A great portion of Before the Ivy discusses the players who were pioneers of early professional baseball. There were no agents, multiyear or multimillion-dollar contracts. Players scrounged to make a living. One player, a speedy outfielder for the White Stockings, would give up baseball after a few years to become a preacher. Apparently young Billy Sunday found the Lord during a game against Detroit when he sought divine assistance to catch a game-ending fly ball. As a preacher, Sunday earned $7,000 a month, 10 times his baseball salary. Baseball imagery filled his sermons. Sinners, he remarked are “dying on second and third base Lord and we don’t want that.” Righteous souls, Sunday observed, would be able to just “slide into heaven.”
By the early 1900s the White Stockings had fallen on difficult times. Many players had defected to the rival American League and the White Stockings were now known as the Colts. But soon the Chicago Daily News would refer to the team in its stories as the Cubs. The name took hold as the team’s record on the field also improved. Three players on the Cubs team of that era – Johnny Evers, Joe Tinker and Frank Chance – are immortalized in baseball history. In 1910 a New York World columnist would write a baseball article that lives today. “These are the saddest of possible words,” he wrote, “Tinkers to Evers to Chance.” The double-play combination was immortalized in baseball lore but in reality they accounted for only 56 double plays in 4 seasons. The three men were inducted together into the Hall of Fame in 1946.
This is a glorious book. Cubs fans, notorious for their optimism, are sensing a rebirth on the north side of Chicago. “Next year” has finally arrived and one can only imagine how Cubs fans will react if their long dream of a World Series comes to fruition. But they still have time to revel in some past glories and Before the Ivy is a great place for them to start.

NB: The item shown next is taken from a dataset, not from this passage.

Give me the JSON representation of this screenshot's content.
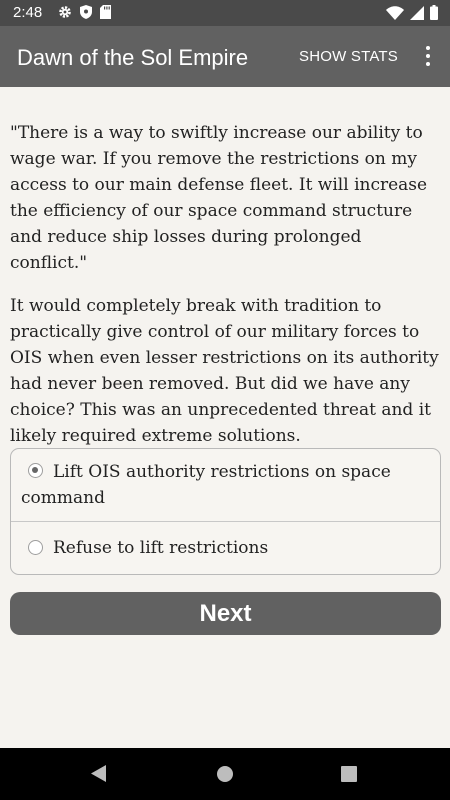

A lifelong baseball fan, Stuart Shiffman is a frequent contributor to the Illinois Times book section.